The change in operational tempo, while resulting in part from tactical
intelligence, is certainly a very major difference.  The change in the
way decisions are distributed is another very substantial difference. 
The direct intervention of C2 is not just a matter of intelligence and
counter-intelligence.  The use of soft kill and dramatic reduction in
collateral damage is certainly a breakthrough.  The availability of
high-quality and timely information to the individual soldier is only
partially achieved today, but it is certain to have (and already has
had) a dramtic impact on the way tactical operations are carried out. 
The availability of dramatically improved sensors has fundamentally
altered the nature of deception in warfare.  This small list of examples
certainly shows that IW (if you consider these part of IW as the DoD
does) is more than tactical intelligence and counter-intelligence

At some level, it can always be said that what is new stands on the
shoulders of what came before.  Einsteins relativity theory can be
derived from the field equations - but nobody did it before Einstein. 
Turing's undecidability result is a direct result of boolean logic - but
nobody did it before Turing.  Should we abandon the words relativity and
undecidability in favor of "an derivative of the field equations dealing
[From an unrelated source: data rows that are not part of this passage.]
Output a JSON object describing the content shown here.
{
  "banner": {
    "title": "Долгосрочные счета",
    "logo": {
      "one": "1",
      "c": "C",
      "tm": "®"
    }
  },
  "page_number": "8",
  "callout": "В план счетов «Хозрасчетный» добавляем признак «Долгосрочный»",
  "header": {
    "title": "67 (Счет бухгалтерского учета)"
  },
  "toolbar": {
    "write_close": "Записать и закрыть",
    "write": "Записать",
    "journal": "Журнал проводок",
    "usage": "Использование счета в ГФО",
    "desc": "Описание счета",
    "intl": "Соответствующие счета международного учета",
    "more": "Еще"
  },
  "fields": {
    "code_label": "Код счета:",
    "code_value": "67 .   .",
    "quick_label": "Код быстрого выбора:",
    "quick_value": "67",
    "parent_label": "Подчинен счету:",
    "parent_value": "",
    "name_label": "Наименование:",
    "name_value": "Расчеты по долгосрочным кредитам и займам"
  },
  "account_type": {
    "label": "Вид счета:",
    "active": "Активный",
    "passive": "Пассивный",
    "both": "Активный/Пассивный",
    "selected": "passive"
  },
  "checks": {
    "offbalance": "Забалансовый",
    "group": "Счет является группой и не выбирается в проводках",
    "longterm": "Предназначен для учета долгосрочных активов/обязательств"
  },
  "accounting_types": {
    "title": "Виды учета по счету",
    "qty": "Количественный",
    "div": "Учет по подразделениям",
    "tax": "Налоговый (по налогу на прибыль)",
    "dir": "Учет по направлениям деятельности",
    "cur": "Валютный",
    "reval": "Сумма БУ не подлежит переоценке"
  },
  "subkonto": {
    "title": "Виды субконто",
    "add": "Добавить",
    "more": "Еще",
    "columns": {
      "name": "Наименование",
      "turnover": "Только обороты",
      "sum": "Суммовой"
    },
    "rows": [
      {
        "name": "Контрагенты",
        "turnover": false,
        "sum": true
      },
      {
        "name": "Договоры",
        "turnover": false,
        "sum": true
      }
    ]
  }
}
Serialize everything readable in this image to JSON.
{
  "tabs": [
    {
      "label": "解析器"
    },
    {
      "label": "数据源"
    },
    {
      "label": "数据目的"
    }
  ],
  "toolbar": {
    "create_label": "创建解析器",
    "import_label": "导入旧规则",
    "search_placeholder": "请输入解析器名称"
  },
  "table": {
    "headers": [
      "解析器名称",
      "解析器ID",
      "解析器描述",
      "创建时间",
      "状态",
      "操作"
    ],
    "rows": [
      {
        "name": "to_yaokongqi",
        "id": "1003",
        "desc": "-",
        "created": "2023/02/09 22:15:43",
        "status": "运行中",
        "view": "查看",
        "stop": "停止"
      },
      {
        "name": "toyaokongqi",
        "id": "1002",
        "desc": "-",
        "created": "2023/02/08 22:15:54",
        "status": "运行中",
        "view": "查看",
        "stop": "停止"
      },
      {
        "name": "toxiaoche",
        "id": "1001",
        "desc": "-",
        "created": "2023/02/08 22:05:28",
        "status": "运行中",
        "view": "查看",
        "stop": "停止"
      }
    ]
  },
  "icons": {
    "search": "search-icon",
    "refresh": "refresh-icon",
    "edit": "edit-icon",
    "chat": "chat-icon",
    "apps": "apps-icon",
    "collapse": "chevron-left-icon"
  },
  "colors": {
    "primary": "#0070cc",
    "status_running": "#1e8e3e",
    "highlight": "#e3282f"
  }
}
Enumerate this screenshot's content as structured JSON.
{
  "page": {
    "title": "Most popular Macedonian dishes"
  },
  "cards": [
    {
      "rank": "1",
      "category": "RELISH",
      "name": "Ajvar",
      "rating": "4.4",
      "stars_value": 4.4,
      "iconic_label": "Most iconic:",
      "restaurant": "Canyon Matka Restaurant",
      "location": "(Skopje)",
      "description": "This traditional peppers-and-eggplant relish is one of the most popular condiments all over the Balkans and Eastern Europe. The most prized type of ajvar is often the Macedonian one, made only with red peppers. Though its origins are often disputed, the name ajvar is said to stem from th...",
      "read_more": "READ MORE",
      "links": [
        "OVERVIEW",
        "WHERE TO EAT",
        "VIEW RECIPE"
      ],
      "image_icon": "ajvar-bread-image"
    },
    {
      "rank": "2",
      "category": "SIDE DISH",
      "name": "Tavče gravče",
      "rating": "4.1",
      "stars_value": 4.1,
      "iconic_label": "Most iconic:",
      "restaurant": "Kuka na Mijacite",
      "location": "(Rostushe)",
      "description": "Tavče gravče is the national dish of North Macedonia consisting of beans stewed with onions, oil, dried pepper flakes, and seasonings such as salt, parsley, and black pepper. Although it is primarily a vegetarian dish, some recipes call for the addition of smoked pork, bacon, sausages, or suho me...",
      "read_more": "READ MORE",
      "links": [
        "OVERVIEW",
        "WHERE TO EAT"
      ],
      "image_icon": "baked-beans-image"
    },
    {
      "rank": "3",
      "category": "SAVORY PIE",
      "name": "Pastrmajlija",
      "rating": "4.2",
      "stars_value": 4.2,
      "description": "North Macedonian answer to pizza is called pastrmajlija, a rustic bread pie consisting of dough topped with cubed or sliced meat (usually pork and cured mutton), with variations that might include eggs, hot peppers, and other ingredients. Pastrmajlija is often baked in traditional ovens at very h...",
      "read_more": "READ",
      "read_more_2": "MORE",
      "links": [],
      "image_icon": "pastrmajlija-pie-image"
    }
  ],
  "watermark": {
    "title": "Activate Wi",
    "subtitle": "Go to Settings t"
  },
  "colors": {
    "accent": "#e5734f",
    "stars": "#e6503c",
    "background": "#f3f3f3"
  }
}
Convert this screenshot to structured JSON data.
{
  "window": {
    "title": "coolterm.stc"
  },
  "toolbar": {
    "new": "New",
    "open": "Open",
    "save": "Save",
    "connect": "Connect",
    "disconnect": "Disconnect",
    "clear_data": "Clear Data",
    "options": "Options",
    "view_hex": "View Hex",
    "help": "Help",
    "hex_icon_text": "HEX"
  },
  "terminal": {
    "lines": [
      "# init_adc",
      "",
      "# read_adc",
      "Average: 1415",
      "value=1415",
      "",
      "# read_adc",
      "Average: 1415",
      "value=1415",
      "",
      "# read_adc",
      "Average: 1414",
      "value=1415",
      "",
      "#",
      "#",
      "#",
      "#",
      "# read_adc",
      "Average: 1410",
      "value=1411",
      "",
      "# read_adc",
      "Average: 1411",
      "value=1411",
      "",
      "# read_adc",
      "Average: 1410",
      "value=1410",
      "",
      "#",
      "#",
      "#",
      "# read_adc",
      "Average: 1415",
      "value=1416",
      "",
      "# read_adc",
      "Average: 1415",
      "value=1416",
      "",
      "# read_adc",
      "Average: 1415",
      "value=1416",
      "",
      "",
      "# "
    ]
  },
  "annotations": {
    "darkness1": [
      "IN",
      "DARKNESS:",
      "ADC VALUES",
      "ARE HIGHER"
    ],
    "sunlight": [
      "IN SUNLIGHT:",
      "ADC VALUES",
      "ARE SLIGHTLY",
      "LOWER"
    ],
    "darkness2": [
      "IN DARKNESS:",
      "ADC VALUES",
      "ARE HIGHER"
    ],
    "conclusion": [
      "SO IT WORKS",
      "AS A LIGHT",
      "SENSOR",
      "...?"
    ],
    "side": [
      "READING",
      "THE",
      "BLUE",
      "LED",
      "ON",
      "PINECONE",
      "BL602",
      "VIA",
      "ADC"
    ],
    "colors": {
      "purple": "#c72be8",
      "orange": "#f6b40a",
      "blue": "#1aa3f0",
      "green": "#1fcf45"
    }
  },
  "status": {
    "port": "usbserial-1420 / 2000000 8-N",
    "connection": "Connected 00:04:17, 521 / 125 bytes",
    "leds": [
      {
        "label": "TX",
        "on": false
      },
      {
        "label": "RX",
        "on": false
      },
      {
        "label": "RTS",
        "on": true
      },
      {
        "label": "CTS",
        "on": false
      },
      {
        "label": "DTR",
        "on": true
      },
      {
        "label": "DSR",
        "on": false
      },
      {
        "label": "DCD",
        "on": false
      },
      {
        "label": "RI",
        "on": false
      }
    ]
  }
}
with the conversion between mass and energy" and "a subbranch of
mathematics dealing with circularity and logical consistency"? If we do
this, we will eventually get back to the use of grunting sounds for

People use language as a means of communication.  The term "Information
Warfare" is a new one and one that has many different interpretations.
In this forum, I have seen scores of definitions - and even coughed up
a few of them myself.  I hope to see many more.
Date: Fri, 12 Jan 1996 09:57:57 -0500
From: (Tom Goodden)
Subject: Re: IW Mailing List iw/960110